MATERIAL SHOWN:

+ + + + +

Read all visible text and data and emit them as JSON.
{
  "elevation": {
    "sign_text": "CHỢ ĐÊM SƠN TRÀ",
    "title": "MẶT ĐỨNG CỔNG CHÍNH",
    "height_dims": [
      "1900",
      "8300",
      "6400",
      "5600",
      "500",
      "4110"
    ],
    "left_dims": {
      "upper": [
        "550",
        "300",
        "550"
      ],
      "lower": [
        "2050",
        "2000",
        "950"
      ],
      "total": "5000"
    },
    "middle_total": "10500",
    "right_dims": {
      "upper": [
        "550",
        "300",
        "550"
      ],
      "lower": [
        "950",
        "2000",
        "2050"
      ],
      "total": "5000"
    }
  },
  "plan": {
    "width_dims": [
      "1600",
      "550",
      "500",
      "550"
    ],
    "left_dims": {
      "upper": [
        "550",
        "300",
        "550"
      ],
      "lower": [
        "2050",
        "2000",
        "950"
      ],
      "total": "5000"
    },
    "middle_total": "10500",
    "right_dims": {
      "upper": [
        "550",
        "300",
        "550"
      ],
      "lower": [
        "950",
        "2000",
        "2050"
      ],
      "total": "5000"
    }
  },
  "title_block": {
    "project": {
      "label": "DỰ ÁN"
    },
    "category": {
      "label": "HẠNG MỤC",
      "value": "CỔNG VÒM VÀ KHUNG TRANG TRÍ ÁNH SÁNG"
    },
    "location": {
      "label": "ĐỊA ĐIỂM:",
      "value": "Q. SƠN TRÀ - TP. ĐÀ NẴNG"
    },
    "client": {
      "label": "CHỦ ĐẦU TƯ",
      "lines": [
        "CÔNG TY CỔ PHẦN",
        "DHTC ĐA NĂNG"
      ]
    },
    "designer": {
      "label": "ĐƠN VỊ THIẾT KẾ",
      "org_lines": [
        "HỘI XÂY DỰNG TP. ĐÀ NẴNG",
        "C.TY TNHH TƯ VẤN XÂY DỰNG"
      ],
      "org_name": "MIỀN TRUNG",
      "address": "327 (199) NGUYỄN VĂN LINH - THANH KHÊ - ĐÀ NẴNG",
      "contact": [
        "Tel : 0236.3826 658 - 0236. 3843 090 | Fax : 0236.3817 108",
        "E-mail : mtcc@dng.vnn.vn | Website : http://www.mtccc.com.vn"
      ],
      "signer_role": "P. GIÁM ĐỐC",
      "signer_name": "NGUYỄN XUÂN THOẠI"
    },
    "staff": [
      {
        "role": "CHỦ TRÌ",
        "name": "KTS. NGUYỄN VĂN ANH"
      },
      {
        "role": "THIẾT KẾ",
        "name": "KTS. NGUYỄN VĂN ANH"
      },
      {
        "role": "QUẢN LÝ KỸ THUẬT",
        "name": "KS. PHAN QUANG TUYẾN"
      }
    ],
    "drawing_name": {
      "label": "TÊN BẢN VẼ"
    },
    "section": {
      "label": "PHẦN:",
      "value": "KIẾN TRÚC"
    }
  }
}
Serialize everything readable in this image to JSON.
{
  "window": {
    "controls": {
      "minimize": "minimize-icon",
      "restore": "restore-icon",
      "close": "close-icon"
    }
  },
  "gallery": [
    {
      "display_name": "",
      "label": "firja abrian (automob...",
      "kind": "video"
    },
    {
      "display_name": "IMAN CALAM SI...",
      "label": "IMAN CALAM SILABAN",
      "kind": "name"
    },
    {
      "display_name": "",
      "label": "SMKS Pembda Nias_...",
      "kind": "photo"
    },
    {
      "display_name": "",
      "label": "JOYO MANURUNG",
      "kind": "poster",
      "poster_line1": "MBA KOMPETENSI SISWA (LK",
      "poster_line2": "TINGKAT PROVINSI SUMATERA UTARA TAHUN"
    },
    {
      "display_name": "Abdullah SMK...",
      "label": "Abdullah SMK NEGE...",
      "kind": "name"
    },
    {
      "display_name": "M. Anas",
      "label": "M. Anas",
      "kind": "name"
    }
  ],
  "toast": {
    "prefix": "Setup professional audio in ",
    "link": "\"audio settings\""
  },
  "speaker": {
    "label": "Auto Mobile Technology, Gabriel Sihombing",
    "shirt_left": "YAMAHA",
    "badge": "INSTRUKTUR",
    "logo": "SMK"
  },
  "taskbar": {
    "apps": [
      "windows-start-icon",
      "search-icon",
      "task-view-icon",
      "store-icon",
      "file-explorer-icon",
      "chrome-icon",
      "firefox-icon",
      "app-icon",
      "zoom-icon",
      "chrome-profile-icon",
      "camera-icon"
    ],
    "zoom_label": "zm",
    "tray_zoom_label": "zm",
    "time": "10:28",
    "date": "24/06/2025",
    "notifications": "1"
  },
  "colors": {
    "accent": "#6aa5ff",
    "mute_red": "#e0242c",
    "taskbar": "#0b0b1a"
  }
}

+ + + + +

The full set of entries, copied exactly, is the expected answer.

EXERCISE SOLUTION:
Read all visible text and data and emit them as JSON.
{
  "elevation": {
    "sign_text": "CHỢ ĐÊM SƠN TRÀ",
    "title": "MẶT ĐỨNG CỔNG CHÍNH",
    "height_dims": [
      "1900",
      "8300",
      "6400",
      "5600",
      "500",
      "4110"
    ],
    "left_dims": {
      "upper": [
        "550",
        "300",
        "550"
      ],
      "lower": [
        "2050",
        "2000",
        "950"
      ],
      "total": "5000"
    },
    "middle_total": "10500",
    "right_dims": {
      "upper": [
        "550",
        "300",
        "550"
      ],
      "lower": [
        "950",
        "2000",
        "2050"
      ],
      "total": "5000"
    }
  },
  "plan": {
    "width_dims": [
      "1600",
      "550",
      "500",
      "550"
    ],
    "left_dims": {
      "upper": [
        "550",
        "300",
        "550"
      ],
      "lower": [
        "2050",
        "2000",
        "950"
      ],
      "total": "5000"
    },
    "middle_total": "10500",
    "right_dims": {
      "upper": [
        "550",
        "300",
        "550"
      ],
      "lower": [
        "950",
        "2000",
        "2050"
      ],
      "total": "5000"
    }
  },
  "title_block": {
    "project": {
      "label": "DỰ ÁN"
    },
    "category": {
      "label": "HẠNG MỤC",
      "value": "CỔNG VÒM VÀ KHUNG TRANG TRÍ ÁNH SÁNG"
    },
    "location": {
      "label": "ĐỊA ĐIỂM:",
      "value": "Q. SƠN TRÀ - TP. ĐÀ NẴNG"
    },
    "client": {
      "label": "CHỦ ĐẦU TƯ",
      "lines": [
        "CÔNG TY CỔ PHẦN",
        "DHTC ĐA NĂNG"
      ]
    },
    "designer": {
      "label": "ĐƠN VỊ THIẾT KẾ",
      "org_lines": [
        "HỘI XÂY DỰNG TP. ĐÀ NẴNG",
        "C.TY TNHH TƯ VẤN XÂY DỰNG"
      ],
      "org_name": "MIỀN TRUNG",
      "address": "327 (199) NGUYỄN VĂN LINH - THANH KHÊ - ĐÀ NẴNG",
      "contact": [
        "Tel : 0236.3826 658 - 0236. 3843 090 | Fax : 0236.3817 108",
        "E-mail : mtcc@dng.vnn.vn | Website : http://www.mtccc.com.vn"
      ],
      "signer_role": "P. GIÁM ĐỐC",
      "signer_name": "NGUYỄN XUÂN THOẠI"
    },
    "staff": [
      {
        "role": "CHỦ TRÌ",
        "name": "KTS. NGUYỄN VĂN ANH"
      },
      {
        "role": "THIẾT KẾ",
        "name": "KTS. NGUYỄN VĂN ANH"
      },
      {
        "role": "QUẢN LÝ KỸ THUẬT",
        "name": "KS. PHAN QUANG TUYẾN"
      }
    ],
    "drawing_name": {
      "label": "TÊN BẢN VẼ"
    },
    "section": {
      "label": "PHẦN:",
      "value": "KIẾN TRÚC"
    }
  }
}
Serialize everything readable in this image to JSON.
{
  "window": {
    "controls": {
      "minimize": "minimize-icon",
      "restore": "restore-icon",
      "close": "close-icon"
    }
  },
  "gallery": [
    {
      "display_name": "",
      "label": "firja abrian (automob...",
      "kind": "video"
    },
    {
      "display_name": "IMAN CALAM SI...",
      "label": "IMAN CALAM SILABAN",
      "kind": "name"
    },
    {
      "display_name": "",
      "label": "SMKS Pembda Nias_...",
      "kind": "photo"
    },
    {
      "display_name": "",
      "label": "JOYO MANURUNG",
      "kind": "poster",
      "poster_line1": "MBA KOMPETENSI SISWA (LK",
      "poster_line2": "TINGKAT PROVINSI SUMATERA UTARA TAHUN"
    },
    {
      "display_name": "Abdullah SMK...",
      "label": "Abdullah SMK NEGE...",
      "kind": "name"
    },
    {
      "display_name": "M. Anas",
      "label": "M. Anas",
      "kind": "name"
    }
  ],
  "toast": {
    "prefix": "Setup professional audio in ",
    "link": "\"audio settings\""
  },
  "speaker": {
    "label": "Auto Mobile Technology, Gabriel Sihombing",
    "shirt_left": "YAMAHA",
    "badge": "INSTRUKTUR",
    "logo": "SMK"
  },
  "taskbar": {
    "apps": [
      "windows-start-icon",
      "search-icon",
      "task-view-icon",
      "store-icon",
      "file-explorer-icon",
      "chrome-icon",
      "firefox-icon",
      "app-icon",
      "zoom-icon",
      "chrome-profile-icon",
      "camera-icon"
    ],
    "zoom_label": "zm",
    "tray_zoom_label": "zm",
    "time": "10:28",
    "date": "24/06/2025",
    "notifications": "1"
  },
  "colors": {
    "accent": "#6aa5ff",
    "mute_red": "#e0242c",
    "taskbar": "#0b0b1a"
  }
}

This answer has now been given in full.